§ Records for the exercise:
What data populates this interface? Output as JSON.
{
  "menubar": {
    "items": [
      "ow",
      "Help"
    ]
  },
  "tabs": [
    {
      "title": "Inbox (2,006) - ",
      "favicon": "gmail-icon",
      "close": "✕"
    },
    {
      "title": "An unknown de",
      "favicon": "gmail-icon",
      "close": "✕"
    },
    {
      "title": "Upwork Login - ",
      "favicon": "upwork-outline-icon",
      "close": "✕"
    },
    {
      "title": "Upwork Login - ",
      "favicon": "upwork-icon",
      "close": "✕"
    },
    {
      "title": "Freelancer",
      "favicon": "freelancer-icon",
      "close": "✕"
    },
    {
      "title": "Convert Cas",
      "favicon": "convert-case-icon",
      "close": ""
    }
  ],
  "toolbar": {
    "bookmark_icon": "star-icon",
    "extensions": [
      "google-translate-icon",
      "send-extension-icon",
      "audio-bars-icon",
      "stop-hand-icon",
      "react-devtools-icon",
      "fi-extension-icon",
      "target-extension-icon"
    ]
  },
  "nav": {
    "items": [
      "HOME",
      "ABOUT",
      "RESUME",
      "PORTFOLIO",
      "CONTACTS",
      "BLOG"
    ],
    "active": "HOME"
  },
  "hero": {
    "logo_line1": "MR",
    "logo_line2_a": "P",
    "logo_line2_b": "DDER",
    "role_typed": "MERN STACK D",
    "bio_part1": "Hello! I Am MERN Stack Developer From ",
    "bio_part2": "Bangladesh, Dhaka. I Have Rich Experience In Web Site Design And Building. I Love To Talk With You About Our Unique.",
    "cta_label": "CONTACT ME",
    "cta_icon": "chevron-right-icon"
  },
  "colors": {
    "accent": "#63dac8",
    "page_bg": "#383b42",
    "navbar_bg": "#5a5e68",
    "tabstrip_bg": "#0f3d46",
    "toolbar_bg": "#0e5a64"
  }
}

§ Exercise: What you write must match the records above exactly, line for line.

§ Solution to the problem:
What data populates this interface? Output as JSON.
{
  "menubar": {
    "items": [
      "ow",
      "Help"
    ]
  },
  "tabs": [
    {
      "title": "Inbox (2,006) - ",
      "favicon": "gmail-icon",
      "close": "✕"
    },
    {
      "title": "An unknown de",
      "favicon": "gmail-icon",
      "close": "✕"
    },
    {
      "title": "Upwork Login - ",
      "favicon": "upwork-outline-icon",
      "close": "✕"
    },
    {
      "title": "Upwork Login - ",
      "favicon": "upwork-icon",
      "close": "✕"
    },
    {
      "title": "Freelancer",
      "favicon": "freelancer-icon",
      "close": "✕"
    },
    {
      "title": "Convert Cas",
      "favicon": "convert-case-icon",
      "close": ""
    }
  ],
  "toolbar": {
    "bookmark_icon": "star-icon",
    "extensions": [
      "google-translate-icon",
      "send-extension-icon",
      "audio-bars-icon",
      "stop-hand-icon",
      "react-devtools-icon",
      "fi-extension-icon",
      "target-extension-icon"
    ]
  },
  "nav": {
    "items": [
      "HOME",
      "ABOUT",
      "RESUME",
      "PORTFOLIO",
      "CONTACTS",
      "BLOG"
    ],
    "active": "HOME"
  },
  "hero": {
    "logo_line1": "MR",
    "logo_line2_a": "P",
    "logo_line2_b": "DDER",
    "role_typed": "MERN STACK D",
    "bio_part1": "Hello! I Am MERN Stack Developer From ",
    "bio_part2": "Bangladesh, Dhaka. I Have Rich Experience In Web Site Design And Building. I Love To Talk With You About Our Unique.",
    "cta_label": "CONTACT ME",
    "cta_icon": "chevron-right-icon"
  },
  "colors": {
    "accent": "#63dac8",
    "page_bg": "#383b42",
    "navbar_bg": "#5a5e68",
    "tabstrip_bg": "#0f3d46",
    "toolbar_bg": "#0e5a64"
  }
}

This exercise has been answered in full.